◆ EXERCISE DETAILS:
Nothing but an exact copy of the listing should appear in the response.

-=-=-=-=-

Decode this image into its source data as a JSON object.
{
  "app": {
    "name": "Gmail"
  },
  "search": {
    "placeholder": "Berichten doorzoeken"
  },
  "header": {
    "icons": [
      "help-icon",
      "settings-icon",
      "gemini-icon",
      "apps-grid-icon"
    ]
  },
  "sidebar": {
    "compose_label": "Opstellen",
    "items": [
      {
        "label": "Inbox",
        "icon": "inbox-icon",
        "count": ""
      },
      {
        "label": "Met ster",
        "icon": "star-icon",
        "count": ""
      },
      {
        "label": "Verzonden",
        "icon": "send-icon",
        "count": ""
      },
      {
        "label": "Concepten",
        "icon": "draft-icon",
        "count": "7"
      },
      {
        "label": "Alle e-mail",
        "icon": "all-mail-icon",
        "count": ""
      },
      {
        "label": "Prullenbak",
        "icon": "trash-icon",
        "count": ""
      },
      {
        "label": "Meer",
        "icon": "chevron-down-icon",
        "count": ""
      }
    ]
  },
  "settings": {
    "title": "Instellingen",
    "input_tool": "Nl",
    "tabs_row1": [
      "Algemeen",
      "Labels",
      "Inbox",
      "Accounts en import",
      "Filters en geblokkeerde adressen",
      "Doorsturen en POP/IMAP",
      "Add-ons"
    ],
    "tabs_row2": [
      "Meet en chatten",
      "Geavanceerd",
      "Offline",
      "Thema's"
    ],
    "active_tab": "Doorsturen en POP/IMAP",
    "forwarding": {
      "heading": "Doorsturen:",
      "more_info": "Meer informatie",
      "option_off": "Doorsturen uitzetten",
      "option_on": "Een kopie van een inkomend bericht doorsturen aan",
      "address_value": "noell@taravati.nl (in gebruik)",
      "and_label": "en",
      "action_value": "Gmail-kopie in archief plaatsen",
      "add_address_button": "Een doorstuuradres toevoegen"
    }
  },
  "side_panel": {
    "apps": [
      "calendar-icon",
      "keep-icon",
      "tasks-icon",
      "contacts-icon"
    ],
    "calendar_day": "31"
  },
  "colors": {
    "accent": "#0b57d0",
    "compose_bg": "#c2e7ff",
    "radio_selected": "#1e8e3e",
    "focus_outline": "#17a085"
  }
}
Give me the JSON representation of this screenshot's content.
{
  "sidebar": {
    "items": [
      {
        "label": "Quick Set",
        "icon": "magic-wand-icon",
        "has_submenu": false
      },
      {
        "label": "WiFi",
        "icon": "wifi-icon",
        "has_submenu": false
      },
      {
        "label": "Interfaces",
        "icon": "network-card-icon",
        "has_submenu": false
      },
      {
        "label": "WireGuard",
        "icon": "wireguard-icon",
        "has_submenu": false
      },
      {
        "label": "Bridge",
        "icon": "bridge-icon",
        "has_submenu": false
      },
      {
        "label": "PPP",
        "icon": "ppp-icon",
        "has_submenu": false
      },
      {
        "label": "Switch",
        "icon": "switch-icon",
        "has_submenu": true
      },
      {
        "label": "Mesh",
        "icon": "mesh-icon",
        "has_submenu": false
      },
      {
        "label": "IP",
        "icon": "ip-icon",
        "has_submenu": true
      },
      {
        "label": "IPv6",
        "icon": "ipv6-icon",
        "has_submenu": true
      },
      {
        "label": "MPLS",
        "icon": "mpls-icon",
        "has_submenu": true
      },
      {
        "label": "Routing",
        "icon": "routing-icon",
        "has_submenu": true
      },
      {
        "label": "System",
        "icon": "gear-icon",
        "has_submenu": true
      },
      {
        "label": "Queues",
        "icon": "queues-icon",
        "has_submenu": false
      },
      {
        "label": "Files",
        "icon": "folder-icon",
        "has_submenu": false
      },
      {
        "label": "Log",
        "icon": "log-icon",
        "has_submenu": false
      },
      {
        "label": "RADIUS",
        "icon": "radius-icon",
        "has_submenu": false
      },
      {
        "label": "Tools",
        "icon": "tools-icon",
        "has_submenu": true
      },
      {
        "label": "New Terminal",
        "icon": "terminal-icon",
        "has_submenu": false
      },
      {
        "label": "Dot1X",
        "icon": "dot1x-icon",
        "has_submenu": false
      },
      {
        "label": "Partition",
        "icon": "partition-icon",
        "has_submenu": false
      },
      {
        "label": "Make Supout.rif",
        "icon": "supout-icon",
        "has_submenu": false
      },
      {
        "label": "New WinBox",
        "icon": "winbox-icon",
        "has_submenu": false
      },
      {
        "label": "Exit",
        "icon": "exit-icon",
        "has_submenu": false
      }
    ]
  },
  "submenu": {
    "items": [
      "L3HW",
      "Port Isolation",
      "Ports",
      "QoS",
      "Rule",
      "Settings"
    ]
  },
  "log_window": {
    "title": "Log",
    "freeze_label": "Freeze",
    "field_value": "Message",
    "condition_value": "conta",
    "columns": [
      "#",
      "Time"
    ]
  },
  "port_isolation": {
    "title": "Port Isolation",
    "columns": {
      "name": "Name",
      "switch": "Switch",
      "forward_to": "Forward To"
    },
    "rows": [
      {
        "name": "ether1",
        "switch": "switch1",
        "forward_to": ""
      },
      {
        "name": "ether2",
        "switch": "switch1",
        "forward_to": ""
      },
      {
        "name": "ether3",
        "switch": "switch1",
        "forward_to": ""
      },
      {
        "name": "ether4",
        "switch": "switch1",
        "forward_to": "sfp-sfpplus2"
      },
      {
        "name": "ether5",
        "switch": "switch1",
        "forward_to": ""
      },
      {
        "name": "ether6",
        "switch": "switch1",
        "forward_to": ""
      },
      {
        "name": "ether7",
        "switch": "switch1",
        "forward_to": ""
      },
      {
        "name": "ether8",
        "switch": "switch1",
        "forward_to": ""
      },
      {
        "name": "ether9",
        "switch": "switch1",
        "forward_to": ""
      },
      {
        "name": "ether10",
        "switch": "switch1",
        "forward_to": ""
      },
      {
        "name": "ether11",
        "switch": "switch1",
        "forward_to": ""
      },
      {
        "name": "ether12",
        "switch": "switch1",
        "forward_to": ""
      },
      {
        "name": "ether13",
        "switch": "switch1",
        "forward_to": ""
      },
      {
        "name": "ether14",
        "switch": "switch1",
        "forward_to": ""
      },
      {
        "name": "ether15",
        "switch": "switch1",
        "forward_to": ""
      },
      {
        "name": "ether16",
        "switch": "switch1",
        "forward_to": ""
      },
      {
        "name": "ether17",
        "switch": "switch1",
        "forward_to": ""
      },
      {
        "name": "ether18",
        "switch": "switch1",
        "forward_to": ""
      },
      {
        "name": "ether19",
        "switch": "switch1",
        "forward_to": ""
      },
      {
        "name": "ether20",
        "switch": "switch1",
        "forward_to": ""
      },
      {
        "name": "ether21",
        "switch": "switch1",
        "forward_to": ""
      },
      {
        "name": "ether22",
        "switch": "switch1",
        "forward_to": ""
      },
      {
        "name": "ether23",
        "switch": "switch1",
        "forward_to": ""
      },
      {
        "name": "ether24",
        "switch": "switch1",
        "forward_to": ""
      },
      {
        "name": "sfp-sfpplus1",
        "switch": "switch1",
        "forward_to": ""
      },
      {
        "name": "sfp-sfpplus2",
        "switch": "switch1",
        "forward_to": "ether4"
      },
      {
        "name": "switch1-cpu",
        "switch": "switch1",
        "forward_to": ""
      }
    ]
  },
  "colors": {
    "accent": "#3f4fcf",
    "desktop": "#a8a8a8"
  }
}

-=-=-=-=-

◆ ANSWER FOR THIS EXERCISE:
Decode this image into its source data as a JSON object.
{
  "app": {
    "name": "Gmail"
  },
  "search": {
    "placeholder": "Berichten doorzoeken"
  },
  "header": {
    "icons": [
      "help-icon",
      "settings-icon",
      "gemini-icon",
      "apps-grid-icon"
    ]
  },
  "sidebar": {
    "compose_label": "Opstellen",
    "items": [
      {
        "label": "Inbox",
        "icon": "inbox-icon",
        "count": ""
      },
      {
        "label": "Met ster",
        "icon": "star-icon",
        "count": ""
      },
      {
        "label": "Verzonden",
        "icon": "send-icon",
        "count": ""
      },
      {
        "label": "Concepten",
        "icon": "draft-icon",
        "count": "7"
      },
      {
        "label": "Alle e-mail",
        "icon": "all-mail-icon",
        "count": ""
      },
      {
        "label": "Prullenbak",
        "icon": "trash-icon",
        "count": ""
      },
      {
        "label": "Meer",
        "icon": "chevron-down-icon",
        "count": ""
      }
    ]
  },
  "settings": {
    "title": "Instellingen",
    "input_tool": "Nl",
    "tabs_row1": [
      "Algemeen",
      "Labels",
      "Inbox",
      "Accounts en import",
      "Filters en geblokkeerde adressen",
      "Doorsturen en POP/IMAP",
      "Add-ons"
    ],
    "tabs_row2": [
      "Meet en chatten",
      "Geavanceerd",
      "Offline",
      "Thema's"
    ],
    "active_tab": "Doorsturen en POP/IMAP",
    "forwarding": {
      "heading": "Doorsturen:",
      "more_info": "Meer informatie",
      "option_off": "Doorsturen uitzetten",
      "option_on": "Een kopie van een inkomend bericht doorsturen aan",
      "address_value": "noell@taravati.nl (in gebruik)",
      "and_label": "en",
      "action_value": "Gmail-kopie in archief plaatsen",
      "add_address_button": "Een doorstuuradres toevoegen"
    }
  },
  "side_panel": {
    "apps": [
      "calendar-icon",
      "keep-icon",
      "tasks-icon",
      "contacts-icon"
    ],
    "calendar_day": "31"
  },
  "colors": {
    "accent": "#0b57d0",
    "compose_bg": "#c2e7ff",
    "radio_selected": "#1e8e3e",
    "focus_outline": "#17a085"
  }
}
Give me the JSON representation of this screenshot's content.
{
  "sidebar": {
    "items": [
      {
        "label": "Quick Set",
        "icon": "magic-wand-icon",
        "has_submenu": false
      },
      {
        "label": "WiFi",
        "icon": "wifi-icon",
        "has_submenu": false
      },
      {
        "label": "Interfaces",
        "icon": "network-card-icon",
        "has_submenu": false
      },
      {
        "label": "WireGuard",
        "icon": "wireguard-icon",
        "has_submenu": false
      },
      {
        "label": "Bridge",
        "icon": "bridge-icon",
        "has_submenu": false
      },
      {
        "label": "PPP",
        "icon": "ppp-icon",
        "has_submenu": false
      },
      {
        "label": "Switch",
        "icon": "switch-icon",
        "has_submenu": true
      },
      {
        "label": "Mesh",
        "icon": "mesh-icon",
        "has_submenu": false
      },
      {
        "label": "IP",
        "icon": "ip-icon",
        "has_submenu": true
      },
      {
        "label": "IPv6",
        "icon": "ipv6-icon",
        "has_submenu": true
      },
      {
        "label": "MPLS",
        "icon": "mpls-icon",
        "has_submenu": true
      },
      {
        "label": "Routing",
        "icon": "routing-icon",
        "has_submenu": true
      },
      {
        "label": "System",
        "icon": "gear-icon",
        "has_submenu": true
      },
      {
        "label": "Queues",
        "icon": "queues-icon",
        "has_submenu": false
      },
      {
        "label": "Files",
        "icon": "folder-icon",
        "has_submenu": false
      },
      {
        "label": "Log",
        "icon": "log-icon",
        "has_submenu": false
      },
      {
        "label": "RADIUS",
        "icon": "radius-icon",
        "has_submenu": false
      },
      {
        "label": "Tools",
        "icon": "tools-icon",
        "has_submenu": true
      },
      {
        "label": "New Terminal",
        "icon": "terminal-icon",
        "has_submenu": false
      },
      {
        "label": "Dot1X",
        "icon": "dot1x-icon",
        "has_submenu": false
      },
      {
        "label": "Partition",
        "icon": "partition-icon",
        "has_submenu": false
      },
      {
        "label": "Make Supout.rif",
        "icon": "supout-icon",
        "has_submenu": false
      },
      {
        "label": "New WinBox",
        "icon": "winbox-icon",
        "has_submenu": false
      },
      {
        "label": "Exit",
        "icon": "exit-icon",
        "has_submenu": false
      }
    ]
  },
  "submenu": {
    "items": [
      "L3HW",
      "Port Isolation",
      "Ports",
      "QoS",
      "Rule",
      "Settings"
    ]
  },
  "log_window": {
    "title": "Log",
    "freeze_label": "Freeze",
    "field_value": "Message",
    "condition_value": "conta",
    "columns": [
      "#",
      "Time"
    ]
  },
  "port_isolation": {
    "title": "Port Isolation",
    "columns": {
      "name": "Name",
      "switch": "Switch",
      "forward_to": "Forward To"
    },
    "rows": [
      {
        "name": "ether1",
        "switch": "switch1",
        "forward_to": ""
      },
      {
        "name": "ether2",
        "switch": "switch1",
        "forward_to": ""
      },
      {
        "name": "ether3",
        "switch": "switch1",
        "forward_to": ""
      },
      {
        "name": "ether4",
        "switch": "switch1",
        "forward_to": "sfp-sfpplus2"
      },
      {
        "name": "ether5",
        "switch": "switch1",
        "forward_to": ""
      },
      {
        "name": "ether6",
        "switch": "switch1",
        "forward_to": ""
      },
      {
        "name": "ether7",
        "switch": "switch1",
        "forward_to": ""
      },
      {
        "name": "ether8",
        "switch": "switch1",
        "forward_to": ""
      },
      {
        "name": "ether9",
        "switch": "switch1",
        "forward_to": ""
      },
      {
        "name": "ether10",
        "switch": "switch1",
        "forward_to": ""
      },
      {
        "name": "ether11",
        "switch": "switch1",
        "forward_to": ""
      },
      {
        "name": "ether12",
        "switch": "switch1",
        "forward_to": ""
      },
      {
        "name": "ether13",
        "switch": "switch1",
        "forward_to": ""
      },
      {
        "name": "ether14",
        "switch": "switch1",
        "forward_to": ""
      },
      {
        "name": "ether15",
        "switch": "switch1",
        "forward_to": ""
      },
      {
        "name": "ether16",
        "switch": "switch1",
        "forward_to": ""
      },
      {
        "name": "ether17",
        "switch": "switch1",
        "forward_to": ""
      },
      {
        "name": "ether18",
        "switch": "switch1",
        "forward_to": ""
      },
      {
        "name": "ether19",
        "switch": "switch1",
        "forward_to": ""
      },
      {
        "name": "ether20",
        "switch": "switch1",
        "forward_to": ""
      },
      {
        "name": "ether21",
        "switch": "switch1",
        "forward_to": ""
      },
      {
        "name": "ether22",
        "switch": "switch1",
        "forward_to": ""
      },
      {
        "name": "ether23",
        "switch": "switch1",
        "forward_to": ""
      },
      {
        "name": "ether24",
        "switch": "switch1",
        "forward_to": ""
      },
      {
        "name": "sfp-sfpplus1",
        "switch": "switch1",
        "forward_to": ""
      },
      {
        "name": "sfp-sfpplus2",
        "switch": "switch1",
        "forward_to": "ether4"
      },
      {
        "name": "switch1-cpu",
        "switch": "switch1",
        "forward_to": ""
      }
    ]
  },
  "colors": {
    "accent": "#3f4fcf",
    "desktop": "#a8a8a8"
  }
}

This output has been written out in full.